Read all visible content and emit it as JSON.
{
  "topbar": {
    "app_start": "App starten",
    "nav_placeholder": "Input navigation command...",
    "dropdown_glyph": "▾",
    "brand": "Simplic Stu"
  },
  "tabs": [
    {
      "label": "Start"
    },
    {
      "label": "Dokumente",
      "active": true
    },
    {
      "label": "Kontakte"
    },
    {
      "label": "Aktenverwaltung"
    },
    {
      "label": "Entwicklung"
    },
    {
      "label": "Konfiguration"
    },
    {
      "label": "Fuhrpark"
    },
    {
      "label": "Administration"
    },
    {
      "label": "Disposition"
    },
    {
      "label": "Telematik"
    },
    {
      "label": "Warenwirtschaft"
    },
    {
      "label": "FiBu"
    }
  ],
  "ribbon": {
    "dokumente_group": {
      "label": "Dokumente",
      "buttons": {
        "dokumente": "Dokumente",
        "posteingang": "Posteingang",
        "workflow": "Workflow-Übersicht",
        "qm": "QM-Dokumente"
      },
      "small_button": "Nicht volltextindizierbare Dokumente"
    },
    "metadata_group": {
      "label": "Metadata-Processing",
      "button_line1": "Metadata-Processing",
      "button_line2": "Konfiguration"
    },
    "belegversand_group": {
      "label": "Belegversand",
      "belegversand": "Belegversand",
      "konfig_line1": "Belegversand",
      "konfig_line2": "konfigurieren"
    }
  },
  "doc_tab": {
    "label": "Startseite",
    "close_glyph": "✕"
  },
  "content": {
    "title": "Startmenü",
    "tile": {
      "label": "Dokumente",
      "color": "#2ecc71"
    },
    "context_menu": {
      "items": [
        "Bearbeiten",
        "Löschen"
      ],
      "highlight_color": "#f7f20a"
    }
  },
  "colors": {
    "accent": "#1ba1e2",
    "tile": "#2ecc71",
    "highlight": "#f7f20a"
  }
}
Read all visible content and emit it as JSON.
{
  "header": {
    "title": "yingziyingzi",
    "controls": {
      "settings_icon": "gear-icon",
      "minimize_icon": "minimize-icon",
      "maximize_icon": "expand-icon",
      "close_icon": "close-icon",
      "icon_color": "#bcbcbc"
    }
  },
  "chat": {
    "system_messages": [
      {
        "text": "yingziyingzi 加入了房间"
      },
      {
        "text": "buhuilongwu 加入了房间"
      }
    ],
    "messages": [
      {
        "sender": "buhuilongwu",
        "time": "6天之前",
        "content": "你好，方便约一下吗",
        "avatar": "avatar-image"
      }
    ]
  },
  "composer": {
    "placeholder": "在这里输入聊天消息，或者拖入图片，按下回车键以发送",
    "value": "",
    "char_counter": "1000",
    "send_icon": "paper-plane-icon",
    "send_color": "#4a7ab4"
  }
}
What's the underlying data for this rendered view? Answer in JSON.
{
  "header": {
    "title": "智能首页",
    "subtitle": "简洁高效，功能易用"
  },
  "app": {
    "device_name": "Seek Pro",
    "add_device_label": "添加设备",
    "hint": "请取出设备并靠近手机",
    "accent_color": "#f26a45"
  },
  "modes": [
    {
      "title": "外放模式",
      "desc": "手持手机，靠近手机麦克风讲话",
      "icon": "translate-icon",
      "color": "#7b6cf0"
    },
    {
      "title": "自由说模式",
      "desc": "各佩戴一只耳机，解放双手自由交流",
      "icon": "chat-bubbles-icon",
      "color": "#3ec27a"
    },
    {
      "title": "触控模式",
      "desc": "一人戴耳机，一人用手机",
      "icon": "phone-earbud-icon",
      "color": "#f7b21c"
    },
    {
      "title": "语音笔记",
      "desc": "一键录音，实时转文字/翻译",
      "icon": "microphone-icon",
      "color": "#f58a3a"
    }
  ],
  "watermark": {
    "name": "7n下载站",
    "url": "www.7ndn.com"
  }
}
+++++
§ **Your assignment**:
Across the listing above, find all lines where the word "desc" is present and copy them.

§ **Task result**:
      "desc": "手持手机，靠近手机麦克风讲话",
      "desc": "各佩戴一只耳机，解放双手自由交流",
      "desc": "一人戴耳机，一人用手机",
      "desc": "一键录音，实时转文字/翻译",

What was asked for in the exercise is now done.